[App and web page records]

_____

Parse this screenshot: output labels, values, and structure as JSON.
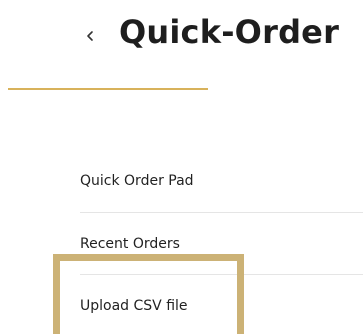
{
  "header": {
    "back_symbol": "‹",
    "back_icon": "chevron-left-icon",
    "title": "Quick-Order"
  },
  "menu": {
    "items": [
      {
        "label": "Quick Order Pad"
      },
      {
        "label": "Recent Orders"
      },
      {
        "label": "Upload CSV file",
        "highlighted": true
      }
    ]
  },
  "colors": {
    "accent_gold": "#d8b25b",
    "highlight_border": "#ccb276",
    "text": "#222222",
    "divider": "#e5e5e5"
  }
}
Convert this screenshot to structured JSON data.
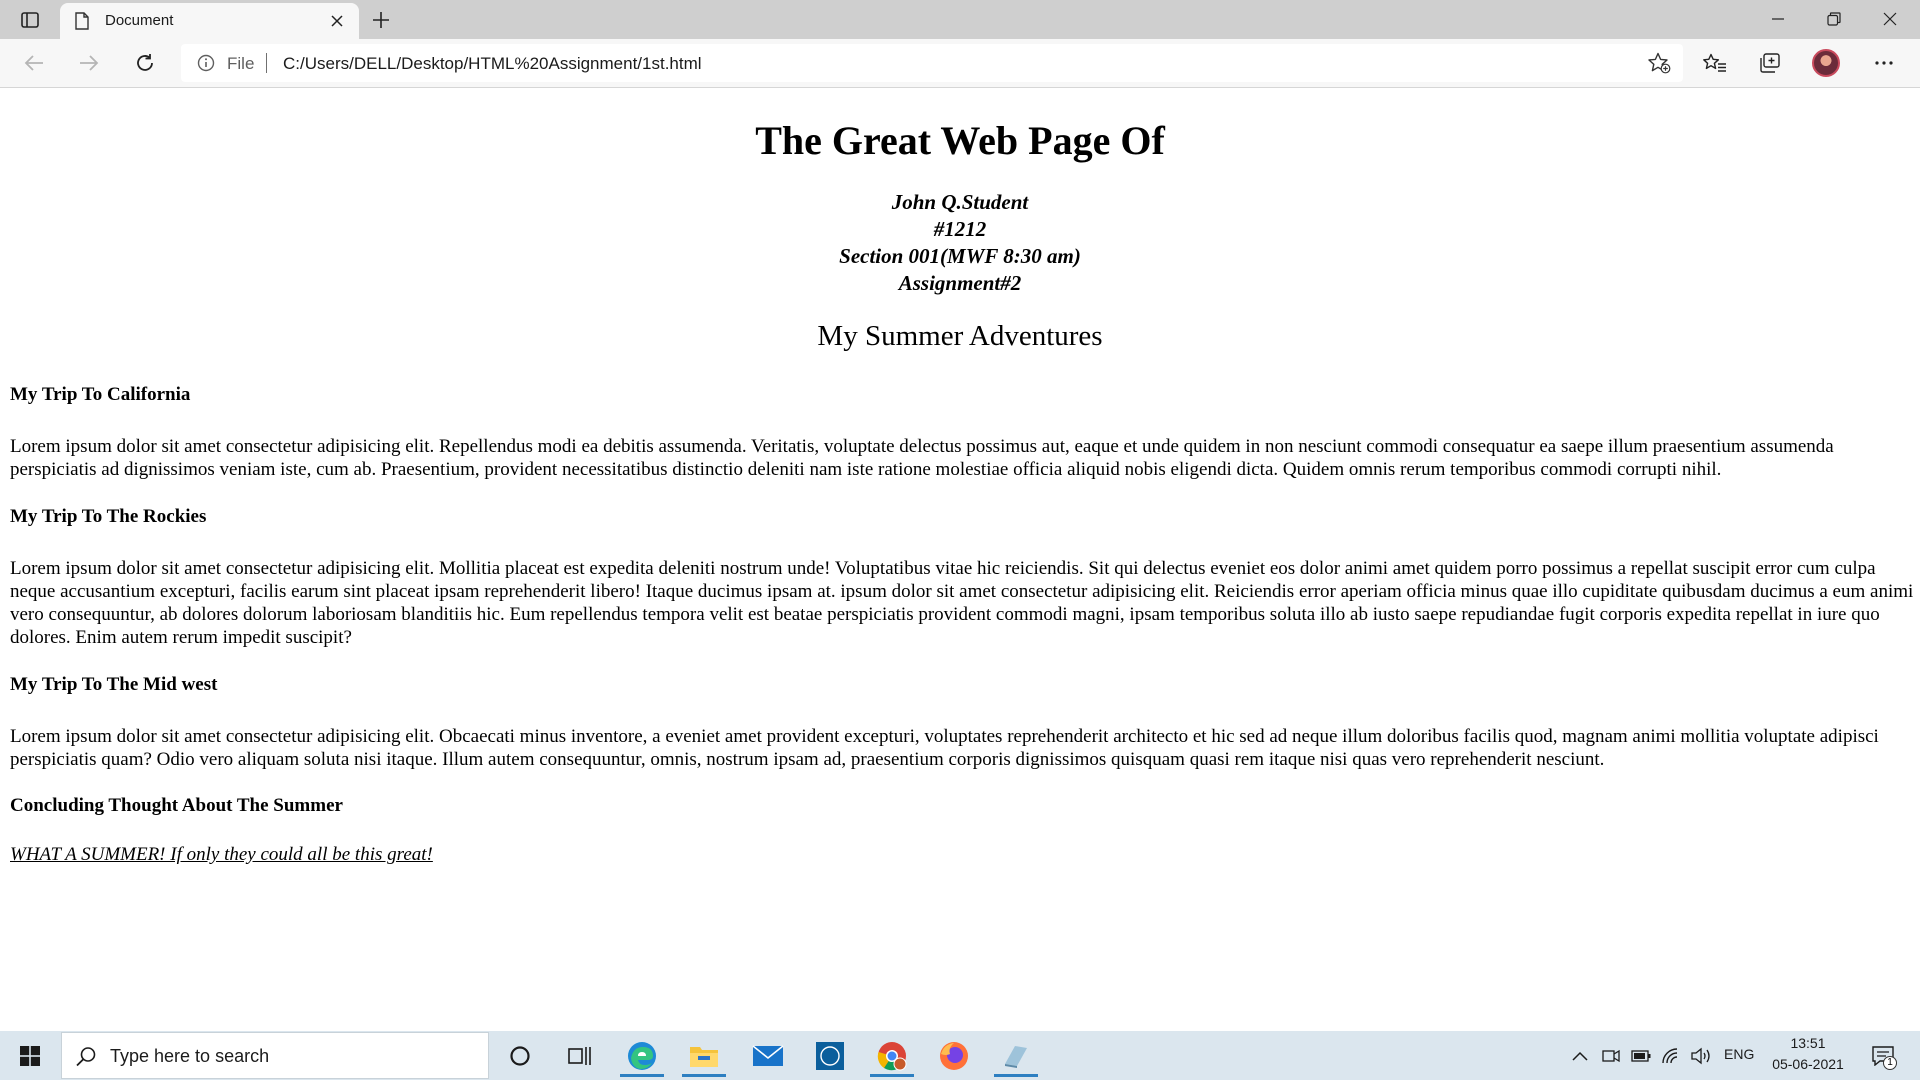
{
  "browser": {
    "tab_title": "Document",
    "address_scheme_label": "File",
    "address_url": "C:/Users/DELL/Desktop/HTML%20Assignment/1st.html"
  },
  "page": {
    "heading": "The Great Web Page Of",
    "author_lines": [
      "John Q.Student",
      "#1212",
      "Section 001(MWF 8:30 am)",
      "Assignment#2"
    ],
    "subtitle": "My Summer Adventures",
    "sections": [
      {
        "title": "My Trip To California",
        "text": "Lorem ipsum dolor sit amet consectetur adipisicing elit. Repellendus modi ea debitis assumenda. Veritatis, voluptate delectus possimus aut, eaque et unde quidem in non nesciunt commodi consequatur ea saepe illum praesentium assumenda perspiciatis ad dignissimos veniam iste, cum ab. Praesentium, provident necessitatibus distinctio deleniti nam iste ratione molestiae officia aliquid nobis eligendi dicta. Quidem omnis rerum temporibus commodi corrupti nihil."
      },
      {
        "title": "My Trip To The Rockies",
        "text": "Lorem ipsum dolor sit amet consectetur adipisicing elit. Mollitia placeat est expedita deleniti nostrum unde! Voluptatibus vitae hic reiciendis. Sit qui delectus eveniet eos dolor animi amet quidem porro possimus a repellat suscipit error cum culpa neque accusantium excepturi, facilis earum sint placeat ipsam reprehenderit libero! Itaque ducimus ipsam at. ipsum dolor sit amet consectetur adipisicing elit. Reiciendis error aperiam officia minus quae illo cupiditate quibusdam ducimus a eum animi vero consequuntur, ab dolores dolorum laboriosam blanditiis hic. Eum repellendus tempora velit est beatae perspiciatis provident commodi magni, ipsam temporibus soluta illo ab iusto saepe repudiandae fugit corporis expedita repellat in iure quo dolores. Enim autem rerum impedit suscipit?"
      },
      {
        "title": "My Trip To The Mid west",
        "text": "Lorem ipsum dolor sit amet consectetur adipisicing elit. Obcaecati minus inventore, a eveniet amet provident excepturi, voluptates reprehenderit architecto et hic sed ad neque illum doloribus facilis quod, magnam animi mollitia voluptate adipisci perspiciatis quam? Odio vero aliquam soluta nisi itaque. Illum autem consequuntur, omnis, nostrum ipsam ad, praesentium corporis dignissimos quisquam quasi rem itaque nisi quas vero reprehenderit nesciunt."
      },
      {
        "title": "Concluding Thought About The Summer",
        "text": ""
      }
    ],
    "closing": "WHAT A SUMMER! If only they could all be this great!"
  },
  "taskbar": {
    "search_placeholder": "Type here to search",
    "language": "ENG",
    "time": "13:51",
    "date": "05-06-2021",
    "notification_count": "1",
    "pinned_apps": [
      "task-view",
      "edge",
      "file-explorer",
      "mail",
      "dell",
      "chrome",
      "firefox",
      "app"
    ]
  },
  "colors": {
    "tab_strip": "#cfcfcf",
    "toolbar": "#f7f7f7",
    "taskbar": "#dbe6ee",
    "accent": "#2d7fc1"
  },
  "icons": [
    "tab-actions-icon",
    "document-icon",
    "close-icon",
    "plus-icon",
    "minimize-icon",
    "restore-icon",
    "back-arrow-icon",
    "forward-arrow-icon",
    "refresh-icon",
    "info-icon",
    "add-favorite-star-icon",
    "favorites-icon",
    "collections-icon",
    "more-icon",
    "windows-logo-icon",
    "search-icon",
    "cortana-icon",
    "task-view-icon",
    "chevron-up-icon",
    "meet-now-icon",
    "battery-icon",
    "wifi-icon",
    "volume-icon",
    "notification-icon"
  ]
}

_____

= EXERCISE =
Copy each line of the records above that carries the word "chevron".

= TASK RESPONSE =
    "back_icon": "chevron-left-icon",
    "chevron-up-icon",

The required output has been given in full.